    ” Well in those heady Blair years if we had more MPs from a trades and construction background whose incomes were collapsing in the 2000s we may have have had a more balanced debate on the benefits of unrestricted immigration from Eastern Europe.”

    Collapsing incomes were more the result of pro-business policies and worsening worker protections (you could argue free immigration satisfies both, but immigration by itself was not the major cause of a weakening of the bargaining power of the working class. There’s no point of the Labour Party trying to become tougher than the Tories on immigration, because they can always outflank us while we’ll rapidly lose support from the so called “metropolitan” that you criticise.

  • Don McCarthy

    “make transatlantic comparisons Staffordshire looks a lot like West Virginia”

    Really? I trsut you’ve not visited both then? Obama lost West Virginia largely because of hostility to his environmental policies and WV is an active coal field; not one with a history of mining. For the first time in recent history the miners’ union the UMWA declined to endorse a candidate.

Latest

  • Comment Labour shouldn’t offer cosmetic solutions for our education system

    Labour shouldn’t offer cosmetic solutions for our education system

    Until told otherwise I am going to assume that all teachers have a deep and noble interest in the education of children and young people in Britain. There is, then, no need for them to put their hand on their heart or a bible or a framed photograph of Nicky Morgan and swear an oath to education. I mean how would that go exactly? “I solemnly swear that I absolutely have not fallen into teaching because it’s guaranteed work and […]

    Read more →
  • News Labour MP sent anti-semitic messages

    Labour MP sent anti-semitic messages

    The Jewish Chronicle have reported that Luciana Berger MP and Louise Ellman MP have been subjected to anti-semitic tweets. Following the conviction of Garron Helm, who sent anti-semitic messages to Berger on Twitter – last night she faced further verbal online abuse. Messages sent to Berger included one that used the ‘judge’ – which in German means Jew. Another read “Only two places for Jews. The desert or in hell with their father the devil. #ExpelLucianaBerger” Berger has not responded to these […]

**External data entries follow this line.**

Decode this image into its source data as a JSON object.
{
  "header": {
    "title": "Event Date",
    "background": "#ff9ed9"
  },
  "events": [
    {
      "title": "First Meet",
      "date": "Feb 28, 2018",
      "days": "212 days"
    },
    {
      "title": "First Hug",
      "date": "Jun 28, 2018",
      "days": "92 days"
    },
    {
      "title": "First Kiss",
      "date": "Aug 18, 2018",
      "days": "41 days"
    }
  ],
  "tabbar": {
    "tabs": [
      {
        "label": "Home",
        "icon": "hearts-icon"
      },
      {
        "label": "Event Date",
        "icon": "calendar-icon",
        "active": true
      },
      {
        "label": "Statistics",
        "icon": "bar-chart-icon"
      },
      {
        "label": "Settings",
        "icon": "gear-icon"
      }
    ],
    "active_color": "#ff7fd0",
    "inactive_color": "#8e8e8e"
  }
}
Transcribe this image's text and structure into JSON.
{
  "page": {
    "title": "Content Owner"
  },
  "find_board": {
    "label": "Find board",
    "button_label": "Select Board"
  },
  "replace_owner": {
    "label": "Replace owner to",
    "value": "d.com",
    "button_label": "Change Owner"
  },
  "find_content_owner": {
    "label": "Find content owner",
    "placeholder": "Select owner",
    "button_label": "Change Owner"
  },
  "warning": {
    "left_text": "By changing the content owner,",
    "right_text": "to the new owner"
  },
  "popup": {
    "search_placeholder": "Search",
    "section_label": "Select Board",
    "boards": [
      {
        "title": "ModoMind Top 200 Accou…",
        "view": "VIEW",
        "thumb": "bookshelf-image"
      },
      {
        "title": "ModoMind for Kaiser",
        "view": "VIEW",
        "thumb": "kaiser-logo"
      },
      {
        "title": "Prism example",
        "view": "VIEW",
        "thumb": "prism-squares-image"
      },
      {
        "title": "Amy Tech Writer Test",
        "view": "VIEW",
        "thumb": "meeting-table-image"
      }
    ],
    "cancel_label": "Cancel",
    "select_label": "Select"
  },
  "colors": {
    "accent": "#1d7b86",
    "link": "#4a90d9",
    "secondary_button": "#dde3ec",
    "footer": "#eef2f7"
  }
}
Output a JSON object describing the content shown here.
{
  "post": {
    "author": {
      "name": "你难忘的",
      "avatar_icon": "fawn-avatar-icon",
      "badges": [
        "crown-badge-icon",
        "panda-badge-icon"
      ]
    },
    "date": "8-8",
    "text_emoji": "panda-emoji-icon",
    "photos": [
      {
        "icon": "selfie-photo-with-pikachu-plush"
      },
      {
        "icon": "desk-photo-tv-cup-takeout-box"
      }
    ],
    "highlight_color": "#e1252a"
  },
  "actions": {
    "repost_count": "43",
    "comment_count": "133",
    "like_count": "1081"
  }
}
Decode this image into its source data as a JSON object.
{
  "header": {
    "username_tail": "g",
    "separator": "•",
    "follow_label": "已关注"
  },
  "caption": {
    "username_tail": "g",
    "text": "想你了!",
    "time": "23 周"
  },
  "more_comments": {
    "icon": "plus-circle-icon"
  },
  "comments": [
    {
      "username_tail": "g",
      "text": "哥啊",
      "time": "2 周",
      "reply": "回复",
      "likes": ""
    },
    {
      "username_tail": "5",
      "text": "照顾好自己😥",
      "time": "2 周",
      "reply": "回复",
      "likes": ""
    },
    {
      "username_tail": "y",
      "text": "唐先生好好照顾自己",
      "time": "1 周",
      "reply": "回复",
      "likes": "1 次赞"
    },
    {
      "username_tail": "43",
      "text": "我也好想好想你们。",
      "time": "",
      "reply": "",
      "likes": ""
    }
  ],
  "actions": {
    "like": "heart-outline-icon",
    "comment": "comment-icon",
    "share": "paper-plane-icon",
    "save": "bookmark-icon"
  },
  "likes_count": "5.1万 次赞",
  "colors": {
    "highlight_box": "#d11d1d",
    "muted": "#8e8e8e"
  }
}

    Read more →
  • News George Osborne doesn’t accept living standards are falling

    George Osborne doesn’t accept living standards are falling

    Here’s one for the “what was he thinking?” files. George Osborne was interviewed by ITV news about today’s growth figures, yet when Economics Editor Richard Edgar noted that living standards are falling as wages have fallen behind inflation, the Chancellor disagreed with that fact, saying “I don’t accept that.” Here’s Elgar’s tweet: Living standards have fallen since 2010. So why won’t the Chancellor accept that? Is it because it punches a hole in his narrative about the British economy…?

    Read more →
  • Comment Europe Farage has chosen to cosy up with the sort of political party that makes most of us feel sick

    Farage has chosen to cosy up with the sort of political party that makes most of us feel sick

    Why do so many of us go canvassing and door-knocking in the rain? Or give up evenings and weekends for the Labour Party when we could be anywhere else. There’s always a candidate to support or a campaign to be won. But ultimately it’s about more than that – it’s about fighting for our values. We all get into politics to argue for what we think is right and to change our world bit by bit, day by day for […]

    Read more →
  • Comment Scotland What should Scottish Labour do?

    What should Scottish Labour do?

    There is much talk in the Scottish media about a crisis in Scottish Labour. Some of it is of course froth (is the Scottish Daily Mail where we would seek advice in our best interest?). But some of it is substantial – based on the post-poll evidence, anything between 30-40% of Labour voters voted Yes in the referendum. The angst is also heightened by the surge in SNP membership to nearly 80,000, making them the third largest political party in […]

    Read more →